DATA FOR ANALYSIS:

========================================================================

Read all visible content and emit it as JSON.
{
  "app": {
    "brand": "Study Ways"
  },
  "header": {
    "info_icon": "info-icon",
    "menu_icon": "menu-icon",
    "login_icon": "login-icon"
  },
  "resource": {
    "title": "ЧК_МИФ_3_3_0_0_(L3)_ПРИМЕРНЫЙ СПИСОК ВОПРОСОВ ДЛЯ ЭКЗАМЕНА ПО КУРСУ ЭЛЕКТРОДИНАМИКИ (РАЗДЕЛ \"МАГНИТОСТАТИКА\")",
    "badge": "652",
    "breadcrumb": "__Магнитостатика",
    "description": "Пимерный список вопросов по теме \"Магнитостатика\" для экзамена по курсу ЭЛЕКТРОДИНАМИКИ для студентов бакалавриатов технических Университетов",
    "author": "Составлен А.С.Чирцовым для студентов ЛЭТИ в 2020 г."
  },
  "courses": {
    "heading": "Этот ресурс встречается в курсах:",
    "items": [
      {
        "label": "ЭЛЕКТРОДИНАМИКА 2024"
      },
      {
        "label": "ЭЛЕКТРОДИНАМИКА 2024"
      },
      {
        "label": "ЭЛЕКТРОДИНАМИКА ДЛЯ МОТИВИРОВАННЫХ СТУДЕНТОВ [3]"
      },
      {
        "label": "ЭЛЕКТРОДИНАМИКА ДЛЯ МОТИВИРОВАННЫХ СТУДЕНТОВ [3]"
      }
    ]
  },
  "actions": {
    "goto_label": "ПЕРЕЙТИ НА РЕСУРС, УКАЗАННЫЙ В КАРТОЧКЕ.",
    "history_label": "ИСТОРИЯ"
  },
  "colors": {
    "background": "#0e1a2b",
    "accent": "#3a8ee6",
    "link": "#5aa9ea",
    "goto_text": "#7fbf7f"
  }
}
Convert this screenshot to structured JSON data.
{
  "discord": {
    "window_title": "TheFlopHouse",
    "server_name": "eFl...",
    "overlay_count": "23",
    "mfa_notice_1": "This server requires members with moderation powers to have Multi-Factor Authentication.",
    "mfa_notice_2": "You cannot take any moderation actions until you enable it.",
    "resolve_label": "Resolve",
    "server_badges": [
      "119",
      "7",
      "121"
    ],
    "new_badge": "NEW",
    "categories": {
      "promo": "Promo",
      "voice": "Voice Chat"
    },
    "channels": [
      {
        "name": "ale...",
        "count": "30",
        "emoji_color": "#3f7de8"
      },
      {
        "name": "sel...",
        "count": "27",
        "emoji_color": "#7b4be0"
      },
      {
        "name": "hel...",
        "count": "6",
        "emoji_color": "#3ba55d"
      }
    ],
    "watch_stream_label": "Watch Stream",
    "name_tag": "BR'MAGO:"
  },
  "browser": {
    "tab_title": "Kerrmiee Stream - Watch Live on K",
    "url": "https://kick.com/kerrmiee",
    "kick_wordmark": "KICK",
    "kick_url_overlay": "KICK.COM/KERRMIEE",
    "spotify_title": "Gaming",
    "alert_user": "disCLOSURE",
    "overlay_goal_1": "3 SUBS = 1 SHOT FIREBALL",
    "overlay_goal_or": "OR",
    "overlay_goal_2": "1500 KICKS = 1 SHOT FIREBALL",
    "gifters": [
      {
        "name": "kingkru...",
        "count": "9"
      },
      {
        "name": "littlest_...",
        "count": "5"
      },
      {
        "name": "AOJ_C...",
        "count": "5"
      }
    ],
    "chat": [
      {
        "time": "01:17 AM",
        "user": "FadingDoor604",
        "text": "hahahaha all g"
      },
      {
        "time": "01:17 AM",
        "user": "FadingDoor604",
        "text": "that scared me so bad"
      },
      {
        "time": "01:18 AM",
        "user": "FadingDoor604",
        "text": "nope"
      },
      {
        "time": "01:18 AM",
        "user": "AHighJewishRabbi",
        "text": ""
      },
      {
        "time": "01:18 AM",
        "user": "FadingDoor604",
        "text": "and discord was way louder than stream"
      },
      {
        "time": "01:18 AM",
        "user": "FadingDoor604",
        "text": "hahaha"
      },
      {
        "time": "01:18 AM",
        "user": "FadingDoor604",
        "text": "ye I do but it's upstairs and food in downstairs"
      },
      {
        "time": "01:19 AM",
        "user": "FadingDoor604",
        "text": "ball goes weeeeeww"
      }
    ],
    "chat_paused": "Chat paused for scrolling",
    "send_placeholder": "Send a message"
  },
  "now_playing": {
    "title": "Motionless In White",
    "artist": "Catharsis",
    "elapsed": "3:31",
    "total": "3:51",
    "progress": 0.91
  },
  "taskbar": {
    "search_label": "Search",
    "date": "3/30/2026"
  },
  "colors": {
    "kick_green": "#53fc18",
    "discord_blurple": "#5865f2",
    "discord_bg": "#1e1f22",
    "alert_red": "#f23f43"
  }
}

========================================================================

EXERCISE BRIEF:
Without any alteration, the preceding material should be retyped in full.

ANSWER BOX:
Read all visible content and emit it as JSON.
{
  "app": {
    "brand": "Study Ways"
  },
  "header": {
    "info_icon": "info-icon",
    "menu_icon": "menu-icon",
    "login_icon": "login-icon"
  },
  "resource": {
    "title": "ЧК_МИФ_3_3_0_0_(L3)_ПРИМЕРНЫЙ СПИСОК ВОПРОСОВ ДЛЯ ЭКЗАМЕНА ПО КУРСУ ЭЛЕКТРОДИНАМИКИ (РАЗДЕЛ \"МАГНИТОСТАТИКА\")",
    "badge": "652",
    "breadcrumb": "__Магнитостатика",
    "description": "Пимерный список вопросов по теме \"Магнитостатика\" для экзамена по курсу ЭЛЕКТРОДИНАМИКИ для студентов бакалавриатов технических Университетов",
    "author": "Составлен А.С.Чирцовым для студентов ЛЭТИ в 2020 г."
  },
  "courses": {
    "heading": "Этот ресурс встречается в курсах:",
    "items": [
      {
        "label": "ЭЛЕКТРОДИНАМИКА 2024"
      },
      {
        "label": "ЭЛЕКТРОДИНАМИКА 2024"
      },
      {
        "label": "ЭЛЕКТРОДИНАМИКА ДЛЯ МОТИВИРОВАННЫХ СТУДЕНТОВ [3]"
      },
      {
        "label": "ЭЛЕКТРОДИНАМИКА ДЛЯ МОТИВИРОВАННЫХ СТУДЕНТОВ [3]"
      }
    ]
  },
  "actions": {
    "goto_label": "ПЕРЕЙТИ НА РЕСУРС, УКАЗАННЫЙ В КАРТОЧКЕ.",
    "history_label": "ИСТОРИЯ"
  },
  "colors": {
    "background": "#0e1a2b",
    "accent": "#3a8ee6",
    "link": "#5aa9ea",
    "goto_text": "#7fbf7f"
  }
}
Convert this screenshot to structured JSON data.
{
  "discord": {
    "window_title": "TheFlopHouse",
    "server_name": "eFl...",
    "overlay_count": "23",
    "mfa_notice_1": "This server requires members with moderation powers to have Multi-Factor Authentication.",
    "mfa_notice_2": "You cannot take any moderation actions until you enable it.",
    "resolve_label": "Resolve",
    "server_badges": [
      "119",
      "7",
      "121"
    ],
    "new_badge": "NEW",
    "categories": {
      "promo": "Promo",
      "voice": "Voice Chat"
    },
    "channels": [
      {
        "name": "ale...",
        "count": "30",
        "emoji_color": "#3f7de8"
      },
      {
        "name": "sel...",
        "count": "27",
        "emoji_color": "#7b4be0"
      },
      {
        "name": "hel...",
        "count": "6",
        "emoji_color": "#3ba55d"
      }
    ],
    "watch_stream_label": "Watch Stream",
    "name_tag": "BR'MAGO:"
  },
  "browser": {
    "tab_title": "Kerrmiee Stream - Watch Live on K",
    "url": "https://kick.com/kerrmiee",
    "kick_wordmark": "KICK",
    "kick_url_overlay": "KICK.COM/KERRMIEE",
    "spotify_title": "Gaming",
    "alert_user": "disCLOSURE",
    "overlay_goal_1": "3 SUBS = 1 SHOT FIREBALL",
    "overlay_goal_or": "OR",
    "overlay_goal_2": "1500 KICKS = 1 SHOT FIREBALL",
    "gifters": [
      {
        "name": "kingkru...",
        "count": "9"
      },
      {
        "name": "littlest_...",
        "count": "5"
      },
      {
        "name": "AOJ_C...",
        "count": "5"
      }
    ],
    "chat": [
      {
        "time": "01:17 AM",
        "user": "FadingDoor604",
        "text": "hahahaha all g"
      },
      {
        "time": "01:17 AM",
        "user": "FadingDoor604",
        "text": "that scared me so bad"
      },
      {
        "time": "01:18 AM",
        "user": "FadingDoor604",
        "text": "nope"
      },
      {
        "time": "01:18 AM",
        "user": "AHighJewishRabbi",
        "text": ""
      },
      {
        "time": "01:18 AM",
        "user": "FadingDoor604",
        "text": "and discord was way louder than stream"
      },
      {
        "time": "01:18 AM",
        "user": "FadingDoor604",
        "text": "hahaha"
      },
      {
        "time": "01:18 AM",
        "user": "FadingDoor604",
        "text": "ye I do but it's upstairs and food in downstairs"
      },
      {
        "time": "01:19 AM",
        "user": "FadingDoor604",
        "text": "ball goes weeeeeww"
      }
    ],
    "chat_paused": "Chat paused for scrolling",
    "send_placeholder": "Send a message"
  },
  "now_playing": {
    "title": "Motionless In White",
    "artist": "Catharsis",
    "elapsed": "3:31",
    "total": "3:51",
    "progress": 0.91
  },
  "taskbar": {
    "search_label": "Search",
    "date": "3/30/2026"
  },
  "colors": {
    "kick_green": "#53fc18",
    "discord_blurple": "#5865f2",
    "discord_bg": "#1e1f22",
    "alert_red": "#f23f43"
  }
}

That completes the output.